## WORK TO COMPLETE:
Pull every line containing "RNAV" out of the listing below.

======== EXERCISE INPUTS

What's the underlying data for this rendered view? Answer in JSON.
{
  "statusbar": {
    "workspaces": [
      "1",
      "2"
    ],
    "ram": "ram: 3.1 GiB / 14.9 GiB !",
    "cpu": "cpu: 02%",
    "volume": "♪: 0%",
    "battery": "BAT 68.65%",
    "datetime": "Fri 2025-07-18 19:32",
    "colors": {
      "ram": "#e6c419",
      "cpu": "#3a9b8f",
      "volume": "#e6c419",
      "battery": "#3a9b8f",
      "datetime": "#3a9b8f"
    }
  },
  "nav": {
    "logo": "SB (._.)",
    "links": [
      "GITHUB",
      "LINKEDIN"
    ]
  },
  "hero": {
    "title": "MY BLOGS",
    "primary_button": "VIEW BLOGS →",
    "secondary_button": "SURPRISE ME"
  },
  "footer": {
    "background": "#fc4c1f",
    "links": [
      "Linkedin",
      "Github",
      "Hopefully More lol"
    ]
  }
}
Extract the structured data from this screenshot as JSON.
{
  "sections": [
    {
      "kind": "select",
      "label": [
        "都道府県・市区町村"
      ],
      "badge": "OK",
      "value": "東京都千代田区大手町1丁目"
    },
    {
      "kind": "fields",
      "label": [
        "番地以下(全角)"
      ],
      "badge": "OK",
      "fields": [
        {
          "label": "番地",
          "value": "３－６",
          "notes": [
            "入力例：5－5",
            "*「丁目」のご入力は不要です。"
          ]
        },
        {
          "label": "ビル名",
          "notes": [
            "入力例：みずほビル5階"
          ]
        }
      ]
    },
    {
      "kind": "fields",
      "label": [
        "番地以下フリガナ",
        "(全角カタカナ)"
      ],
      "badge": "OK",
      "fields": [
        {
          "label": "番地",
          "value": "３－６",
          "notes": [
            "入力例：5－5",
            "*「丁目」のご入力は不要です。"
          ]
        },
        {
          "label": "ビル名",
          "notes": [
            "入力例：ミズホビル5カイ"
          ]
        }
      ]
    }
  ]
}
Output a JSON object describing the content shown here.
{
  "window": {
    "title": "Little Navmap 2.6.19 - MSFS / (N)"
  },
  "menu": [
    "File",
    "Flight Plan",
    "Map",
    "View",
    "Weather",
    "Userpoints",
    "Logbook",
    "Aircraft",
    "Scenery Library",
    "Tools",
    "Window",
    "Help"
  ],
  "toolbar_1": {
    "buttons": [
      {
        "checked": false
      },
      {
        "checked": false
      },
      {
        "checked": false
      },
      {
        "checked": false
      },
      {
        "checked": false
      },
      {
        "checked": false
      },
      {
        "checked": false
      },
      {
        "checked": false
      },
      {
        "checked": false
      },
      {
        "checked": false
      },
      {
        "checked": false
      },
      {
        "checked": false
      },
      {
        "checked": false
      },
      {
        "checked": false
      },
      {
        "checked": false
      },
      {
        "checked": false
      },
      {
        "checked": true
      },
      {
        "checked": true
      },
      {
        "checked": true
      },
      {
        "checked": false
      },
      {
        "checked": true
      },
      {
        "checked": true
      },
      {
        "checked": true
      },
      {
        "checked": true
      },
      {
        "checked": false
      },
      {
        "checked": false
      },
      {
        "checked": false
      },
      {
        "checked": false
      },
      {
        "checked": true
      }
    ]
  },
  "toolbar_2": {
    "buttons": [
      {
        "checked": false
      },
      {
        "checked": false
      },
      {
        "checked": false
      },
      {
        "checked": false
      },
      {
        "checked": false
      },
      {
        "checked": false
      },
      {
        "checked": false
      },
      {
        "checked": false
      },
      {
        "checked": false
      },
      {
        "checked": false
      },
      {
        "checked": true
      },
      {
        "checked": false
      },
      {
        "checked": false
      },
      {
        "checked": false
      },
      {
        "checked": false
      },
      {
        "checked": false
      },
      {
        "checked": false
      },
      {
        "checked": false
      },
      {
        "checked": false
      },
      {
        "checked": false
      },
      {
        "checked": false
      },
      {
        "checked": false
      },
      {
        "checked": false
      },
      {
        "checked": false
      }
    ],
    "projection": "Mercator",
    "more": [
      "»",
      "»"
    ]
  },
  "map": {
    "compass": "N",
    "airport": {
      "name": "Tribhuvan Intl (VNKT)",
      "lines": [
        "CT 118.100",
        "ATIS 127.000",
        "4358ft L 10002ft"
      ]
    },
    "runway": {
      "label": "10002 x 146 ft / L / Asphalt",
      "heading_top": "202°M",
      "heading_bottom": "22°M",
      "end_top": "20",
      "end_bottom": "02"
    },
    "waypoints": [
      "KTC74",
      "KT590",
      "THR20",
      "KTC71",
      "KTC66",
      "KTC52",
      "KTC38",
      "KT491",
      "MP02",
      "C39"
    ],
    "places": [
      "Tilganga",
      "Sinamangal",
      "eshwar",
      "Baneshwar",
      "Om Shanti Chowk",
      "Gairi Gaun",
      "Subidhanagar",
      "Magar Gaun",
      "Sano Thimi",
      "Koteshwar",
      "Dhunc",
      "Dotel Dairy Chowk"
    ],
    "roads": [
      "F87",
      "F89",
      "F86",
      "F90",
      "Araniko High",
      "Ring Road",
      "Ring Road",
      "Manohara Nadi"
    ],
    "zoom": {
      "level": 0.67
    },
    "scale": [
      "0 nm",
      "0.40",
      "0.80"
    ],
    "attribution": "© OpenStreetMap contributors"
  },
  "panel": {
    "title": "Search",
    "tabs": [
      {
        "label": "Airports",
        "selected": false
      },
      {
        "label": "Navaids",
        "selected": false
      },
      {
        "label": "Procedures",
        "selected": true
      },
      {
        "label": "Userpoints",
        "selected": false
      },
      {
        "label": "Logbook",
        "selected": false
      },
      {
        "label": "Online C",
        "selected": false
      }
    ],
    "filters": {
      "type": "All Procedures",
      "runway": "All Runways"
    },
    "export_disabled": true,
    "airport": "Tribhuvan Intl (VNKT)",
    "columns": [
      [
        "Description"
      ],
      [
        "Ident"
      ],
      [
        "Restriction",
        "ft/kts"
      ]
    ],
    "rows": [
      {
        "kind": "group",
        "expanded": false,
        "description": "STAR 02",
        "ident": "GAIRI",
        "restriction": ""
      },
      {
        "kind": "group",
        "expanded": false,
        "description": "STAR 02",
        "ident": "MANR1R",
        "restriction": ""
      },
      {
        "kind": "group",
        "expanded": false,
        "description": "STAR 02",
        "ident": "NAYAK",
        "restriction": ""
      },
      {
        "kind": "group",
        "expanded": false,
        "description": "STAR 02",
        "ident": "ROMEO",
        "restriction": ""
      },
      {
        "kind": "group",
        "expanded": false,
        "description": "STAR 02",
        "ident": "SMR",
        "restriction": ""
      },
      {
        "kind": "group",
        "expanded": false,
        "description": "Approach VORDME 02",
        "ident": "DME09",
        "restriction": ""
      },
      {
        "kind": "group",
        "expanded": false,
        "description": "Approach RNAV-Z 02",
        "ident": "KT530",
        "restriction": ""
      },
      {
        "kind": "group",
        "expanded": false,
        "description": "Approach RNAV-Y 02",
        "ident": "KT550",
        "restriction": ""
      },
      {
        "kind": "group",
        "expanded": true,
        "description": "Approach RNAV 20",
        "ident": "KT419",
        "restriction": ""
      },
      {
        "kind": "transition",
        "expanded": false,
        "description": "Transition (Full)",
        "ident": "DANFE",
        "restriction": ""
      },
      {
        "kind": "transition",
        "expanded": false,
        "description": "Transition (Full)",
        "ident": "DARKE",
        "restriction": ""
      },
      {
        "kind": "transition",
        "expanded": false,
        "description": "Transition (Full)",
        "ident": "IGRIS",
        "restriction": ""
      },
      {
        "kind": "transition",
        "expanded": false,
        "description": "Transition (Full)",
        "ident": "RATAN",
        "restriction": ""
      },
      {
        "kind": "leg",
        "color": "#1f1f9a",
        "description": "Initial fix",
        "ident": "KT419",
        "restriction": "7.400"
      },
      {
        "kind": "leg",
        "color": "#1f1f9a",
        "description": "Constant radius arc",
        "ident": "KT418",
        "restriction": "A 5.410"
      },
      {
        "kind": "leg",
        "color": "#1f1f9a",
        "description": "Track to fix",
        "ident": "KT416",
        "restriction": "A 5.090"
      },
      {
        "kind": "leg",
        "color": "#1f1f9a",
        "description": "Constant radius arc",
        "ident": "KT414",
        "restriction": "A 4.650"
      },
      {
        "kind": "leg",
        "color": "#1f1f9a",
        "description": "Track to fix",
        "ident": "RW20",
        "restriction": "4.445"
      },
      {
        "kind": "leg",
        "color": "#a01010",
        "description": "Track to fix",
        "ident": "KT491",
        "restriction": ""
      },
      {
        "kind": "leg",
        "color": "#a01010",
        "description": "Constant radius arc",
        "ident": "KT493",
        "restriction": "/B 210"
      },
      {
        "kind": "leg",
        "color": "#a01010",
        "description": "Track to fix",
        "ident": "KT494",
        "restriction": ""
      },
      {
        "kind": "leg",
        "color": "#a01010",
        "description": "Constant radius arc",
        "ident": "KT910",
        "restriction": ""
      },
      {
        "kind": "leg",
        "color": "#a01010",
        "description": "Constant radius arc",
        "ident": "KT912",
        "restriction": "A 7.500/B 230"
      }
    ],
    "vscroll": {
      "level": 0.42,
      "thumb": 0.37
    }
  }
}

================

## COMPLETED EXERCISE:
        "description": "Approach RNAV-Z 02",
        "description": "Approach RNAV-Y 02",
        "description": "Approach RNAV 20",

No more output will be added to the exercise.